3.3. 3. Principle 3: The relevance and reliability of the criterion should be considered in the interpretation of validity coefficients.

3.3.1. Reference: (Kubiszyn & Borich, 2010, p. 335-337).

4. Summary of Validity

5. Methods of Estimating Reliability

5.1. There are several ways to estimate the reliability of scores from a test.There are three basic methods most often used:

5.2. a. Test-retest or Stability: 'a method of estimating reliability that is exactly what its name implies. The test is given twice and the correlation between the first set of scores and the second set of scores is determined." (Kubiszyn & Borich, 2010, p. 341).

5.2.1. Example: Early in the year, my daughter who is in the fourth grade was given a practice standardized test. She did well on it. Most recently, her teacher gave my daughter the same practice standardized test and my daughters grades were similar from when she took it the first time. In the time from early in the year, it is my understanding that my daughters teacher did not review the material that was on the test.

5.2.1.1. Problem with Test-retest.

5.2.1.2. a. "The main problem with test-retest reliability data is that there is usually some memory or experience involved the second time the test is taken." (Kubiszyn & Borich, 2010, p. 342).

5.3. b. Alternate Forms or Equivalence: "If there are two equivalent forms of a test, these forms can be used to obtain an estimate of the reliability of the scores from the test. Both forms are administered to a group of students, and the correlation between the two sets of scores is determined." (Kubiszyn & Borich, 2010, p. 343).

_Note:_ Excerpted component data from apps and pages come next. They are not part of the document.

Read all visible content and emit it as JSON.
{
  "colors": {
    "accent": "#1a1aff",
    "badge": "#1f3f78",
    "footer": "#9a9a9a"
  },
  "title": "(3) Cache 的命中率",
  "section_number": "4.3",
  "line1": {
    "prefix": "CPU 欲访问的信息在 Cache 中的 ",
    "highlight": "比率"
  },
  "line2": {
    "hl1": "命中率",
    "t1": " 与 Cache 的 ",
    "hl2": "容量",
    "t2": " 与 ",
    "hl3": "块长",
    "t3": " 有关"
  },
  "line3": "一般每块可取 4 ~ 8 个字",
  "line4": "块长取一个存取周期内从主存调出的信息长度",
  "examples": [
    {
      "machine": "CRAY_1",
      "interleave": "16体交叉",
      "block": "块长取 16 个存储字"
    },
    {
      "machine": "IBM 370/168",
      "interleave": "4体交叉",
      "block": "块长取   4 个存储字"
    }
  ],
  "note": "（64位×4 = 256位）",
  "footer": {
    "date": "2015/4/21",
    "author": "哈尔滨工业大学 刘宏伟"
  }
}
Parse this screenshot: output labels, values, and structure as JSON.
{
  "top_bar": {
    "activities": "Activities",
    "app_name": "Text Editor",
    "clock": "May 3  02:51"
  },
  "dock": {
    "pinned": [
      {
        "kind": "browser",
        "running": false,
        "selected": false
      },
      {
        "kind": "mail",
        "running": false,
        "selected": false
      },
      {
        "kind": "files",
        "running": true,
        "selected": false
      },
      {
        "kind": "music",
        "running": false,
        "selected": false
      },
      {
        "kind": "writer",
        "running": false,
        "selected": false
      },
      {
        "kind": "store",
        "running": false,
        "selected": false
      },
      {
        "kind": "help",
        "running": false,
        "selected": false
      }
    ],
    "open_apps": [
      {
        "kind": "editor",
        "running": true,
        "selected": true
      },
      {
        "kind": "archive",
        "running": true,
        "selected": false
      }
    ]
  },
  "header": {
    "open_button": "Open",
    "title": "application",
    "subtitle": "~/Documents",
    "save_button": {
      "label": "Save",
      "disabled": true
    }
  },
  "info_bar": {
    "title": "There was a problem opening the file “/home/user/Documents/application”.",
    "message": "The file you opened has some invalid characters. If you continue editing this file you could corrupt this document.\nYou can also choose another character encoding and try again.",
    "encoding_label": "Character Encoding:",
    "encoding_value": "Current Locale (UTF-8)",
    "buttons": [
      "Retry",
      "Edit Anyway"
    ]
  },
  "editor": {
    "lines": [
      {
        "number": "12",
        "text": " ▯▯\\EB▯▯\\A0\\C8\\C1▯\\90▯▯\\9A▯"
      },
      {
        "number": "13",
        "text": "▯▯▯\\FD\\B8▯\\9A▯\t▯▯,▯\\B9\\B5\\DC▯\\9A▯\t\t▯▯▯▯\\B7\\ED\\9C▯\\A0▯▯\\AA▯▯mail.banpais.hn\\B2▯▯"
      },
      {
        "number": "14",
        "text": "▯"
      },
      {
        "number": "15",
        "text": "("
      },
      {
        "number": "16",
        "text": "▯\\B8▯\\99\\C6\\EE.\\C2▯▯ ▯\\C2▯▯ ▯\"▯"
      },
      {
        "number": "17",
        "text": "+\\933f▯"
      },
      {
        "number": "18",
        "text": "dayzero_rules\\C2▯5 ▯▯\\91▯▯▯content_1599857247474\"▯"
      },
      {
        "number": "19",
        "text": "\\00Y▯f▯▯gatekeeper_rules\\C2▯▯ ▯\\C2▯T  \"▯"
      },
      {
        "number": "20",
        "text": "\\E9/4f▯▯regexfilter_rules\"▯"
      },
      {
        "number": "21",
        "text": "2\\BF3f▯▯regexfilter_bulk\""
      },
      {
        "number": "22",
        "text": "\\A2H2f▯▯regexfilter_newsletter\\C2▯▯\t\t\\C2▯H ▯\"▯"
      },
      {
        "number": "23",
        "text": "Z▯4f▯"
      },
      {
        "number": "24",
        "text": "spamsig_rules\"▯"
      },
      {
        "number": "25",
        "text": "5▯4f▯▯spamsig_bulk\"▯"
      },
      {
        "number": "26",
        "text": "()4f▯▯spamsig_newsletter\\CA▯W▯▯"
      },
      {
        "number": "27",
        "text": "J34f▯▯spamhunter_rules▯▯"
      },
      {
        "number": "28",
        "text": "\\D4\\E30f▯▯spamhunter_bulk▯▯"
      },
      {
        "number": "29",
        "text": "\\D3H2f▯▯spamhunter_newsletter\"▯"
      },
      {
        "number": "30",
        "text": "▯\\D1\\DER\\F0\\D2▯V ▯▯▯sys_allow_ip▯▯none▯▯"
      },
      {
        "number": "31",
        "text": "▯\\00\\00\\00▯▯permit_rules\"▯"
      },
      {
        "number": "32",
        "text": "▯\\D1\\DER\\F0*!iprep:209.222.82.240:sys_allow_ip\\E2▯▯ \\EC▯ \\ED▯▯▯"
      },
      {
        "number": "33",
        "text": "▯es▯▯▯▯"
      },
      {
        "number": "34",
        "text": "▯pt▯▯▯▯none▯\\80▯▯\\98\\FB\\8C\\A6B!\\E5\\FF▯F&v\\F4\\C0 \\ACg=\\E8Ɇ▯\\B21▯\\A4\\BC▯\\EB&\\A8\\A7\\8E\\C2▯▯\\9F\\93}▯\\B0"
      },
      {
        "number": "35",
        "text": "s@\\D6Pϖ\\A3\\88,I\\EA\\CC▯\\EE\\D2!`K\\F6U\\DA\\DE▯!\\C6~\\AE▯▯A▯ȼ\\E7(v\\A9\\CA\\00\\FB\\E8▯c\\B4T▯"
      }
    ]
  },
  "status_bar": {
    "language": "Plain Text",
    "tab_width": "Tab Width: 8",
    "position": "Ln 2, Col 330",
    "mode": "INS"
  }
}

5.4. c. Internal Consistency: "items ought to be correlated with each other, and the test ought to be internally consistent. One approach to determining a test's internal consistency, called split halves, involves splitting the test into two equivalent halves and determining the correlation between them." (Kubiszyn & Borich, 2010, p. 343).

5.5. d. Split-half Method: "each item is assigned to one half or the other. Then, the total score for each student on each half is determined and the correlation between the two total scores for both halves is computed." (Kubiszyn & Borich, 2010, p. 343-344).

5.6. e. Kuder-Richardson Method: "The strength of this estimate of reliability depends on the extent to which the entire test represents a single, fairly consistent measure of a concept." (Kubiszyn & Borich, 2010, p. 344).

6. Problems with Internal Consistency estimates

6.1. Internal consistency techniques are useful and popular measures of reliability because they involve only one test administration and are free from memory and practice effects. However, there are some problems with these methods.

6.2. a. "First one should only be used if the entire test consist of similar items measuring a single concept." (Kubiszyn & Borich, 2010, p. 345).

6.3. b. "A second problem is that measure of internal consistency yield inflated estimates of reliability when used with speeded tests. A speeded test consists entirely of easy or relatively easy item tasks with strict time limit." (Kubiszyn & Borich, 2010, p. 346).

7. Interpreting Reliability Coefficients Principles

7.1. Principle 1: Group variability affects the size of the reliability coefficient, Higher coefficients result from heterogeneous groups than from homogenous groups.

7.2. Principle 2: Scoring reliability limits test score reliability. If test are scored unreliably, error is introduced that will limit the reliability of the test scores.

7.3. Principle 3: All other factors being equal, the more items included in a test, the higher the reliability of the scores.

7.4. Principle 4: Reliability of test scores tends to decrease as tests become too easy or too difficult.

7.4.1. Reference: (Kubiszyn & Borich, 2010, p. 346-348).

8. Summary of Reliability

9. Latanya Coleman

10. REFERENCE: Kubiszyn, T. & Borich, G. (2010). Educational testing & measurement: Classroom application and practice (9th ed.). John Wiley & Sons, Inc., Hoboken, NJ.